WORK TASK:
I'd like every record written out again, exactly as it is.

TASK INPUTS:
-.-.-

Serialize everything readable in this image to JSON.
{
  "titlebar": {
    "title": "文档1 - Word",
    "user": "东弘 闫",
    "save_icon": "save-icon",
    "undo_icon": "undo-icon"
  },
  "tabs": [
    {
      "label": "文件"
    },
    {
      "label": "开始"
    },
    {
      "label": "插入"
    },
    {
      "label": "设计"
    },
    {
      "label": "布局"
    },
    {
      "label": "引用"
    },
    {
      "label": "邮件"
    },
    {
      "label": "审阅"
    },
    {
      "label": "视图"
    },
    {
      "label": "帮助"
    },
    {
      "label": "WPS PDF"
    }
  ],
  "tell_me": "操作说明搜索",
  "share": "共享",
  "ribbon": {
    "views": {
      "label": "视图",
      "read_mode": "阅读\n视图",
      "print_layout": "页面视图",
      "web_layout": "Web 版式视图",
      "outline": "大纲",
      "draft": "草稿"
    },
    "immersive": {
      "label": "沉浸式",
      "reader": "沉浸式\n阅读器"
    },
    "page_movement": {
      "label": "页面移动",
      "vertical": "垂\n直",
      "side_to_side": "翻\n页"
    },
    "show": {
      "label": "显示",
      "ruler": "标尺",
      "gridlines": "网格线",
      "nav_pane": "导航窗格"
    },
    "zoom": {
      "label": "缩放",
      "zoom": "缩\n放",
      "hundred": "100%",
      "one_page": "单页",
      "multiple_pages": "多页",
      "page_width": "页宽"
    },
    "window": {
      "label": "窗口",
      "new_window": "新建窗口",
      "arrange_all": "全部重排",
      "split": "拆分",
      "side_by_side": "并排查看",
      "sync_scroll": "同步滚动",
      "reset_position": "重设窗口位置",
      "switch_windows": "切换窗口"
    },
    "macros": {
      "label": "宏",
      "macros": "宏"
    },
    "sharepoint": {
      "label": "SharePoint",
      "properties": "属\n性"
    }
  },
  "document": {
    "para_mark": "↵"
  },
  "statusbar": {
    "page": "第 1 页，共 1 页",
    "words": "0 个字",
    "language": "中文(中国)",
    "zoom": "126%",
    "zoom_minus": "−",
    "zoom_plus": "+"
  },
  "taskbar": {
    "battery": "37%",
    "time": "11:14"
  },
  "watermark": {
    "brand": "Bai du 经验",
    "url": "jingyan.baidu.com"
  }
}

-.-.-

RESPONSE BOX:
Serialize everything readable in this image to JSON.
{
  "titlebar": {
    "title": "文档1 - Word",
    "user": "东弘 闫",
    "save_icon": "save-icon",
    "undo_icon": "undo-icon"
  },
  "tabs": [
    {
      "label": "文件"
    },
    {
      "label": "开始"
    },
    {
      "label": "插入"
    },
    {
      "label": "设计"
    },
    {
      "label": "布局"
    },
    {
      "label": "引用"
    },
    {
      "label": "邮件"
    },
    {
      "label": "审阅"
    },
    {
      "label": "视图"
    },
    {
      "label": "帮助"
    },
    {
      "label": "WPS PDF"
    }
  ],
  "tell_me": "操作说明搜索",
  "share": "共享",
  "ribbon": {
    "views": {
      "label": "视图",
      "read_mode": "阅读\n视图",
      "print_layout": "页面视图",
      "web_layout": "Web 版式视图",
      "outline": "大纲",
      "draft": "草稿"
    },
    "immersive": {
      "label": "沉浸式",
      "reader": "沉浸式\n阅读器"
    },
    "page_movement": {
      "label": "页面移动",
      "vertical": "垂\n直",
      "side_to_side": "翻\n页"
    },
    "show": {
      "label": "显示",
      "ruler": "标尺",
      "gridlines": "网格线",
      "nav_pane": "导航窗格"
    },
    "zoom": {
      "label": "缩放",
      "zoom": "缩\n放",
      "hundred": "100%",
      "one_page": "单页",
      "multiple_pages": "多页",
      "page_width": "页宽"
    },
    "window": {
      "label": "窗口",
      "new_window": "新建窗口",
      "arrange_all": "全部重排",
      "split": "拆分",
      "side_by_side": "并排查看",
      "sync_scroll": "同步滚动",
      "reset_position": "重设窗口位置",
      "switch_windows": "切换窗口"
    },
    "macros": {
      "label": "宏",
      "macros": "宏"
    },
    "sharepoint": {
      "label": "SharePoint",
      "properties": "属\n性"
    }
  },
  "document": {
    "para_mark": "↵"
  },
  "statusbar": {
    "page": "第 1 页，共 1 页",
    "words": "0 个字",
    "language": "中文(中国)",
    "zoom": "126%",
    "zoom_minus": "−",
    "zoom_plus": "+"
  },
  "taskbar": {
    "battery": "37%",
    "time": "11:14"
  },
  "watermark": {
    "brand": "Bai du 经验",
    "url": "jingyan.baidu.com"
  }
}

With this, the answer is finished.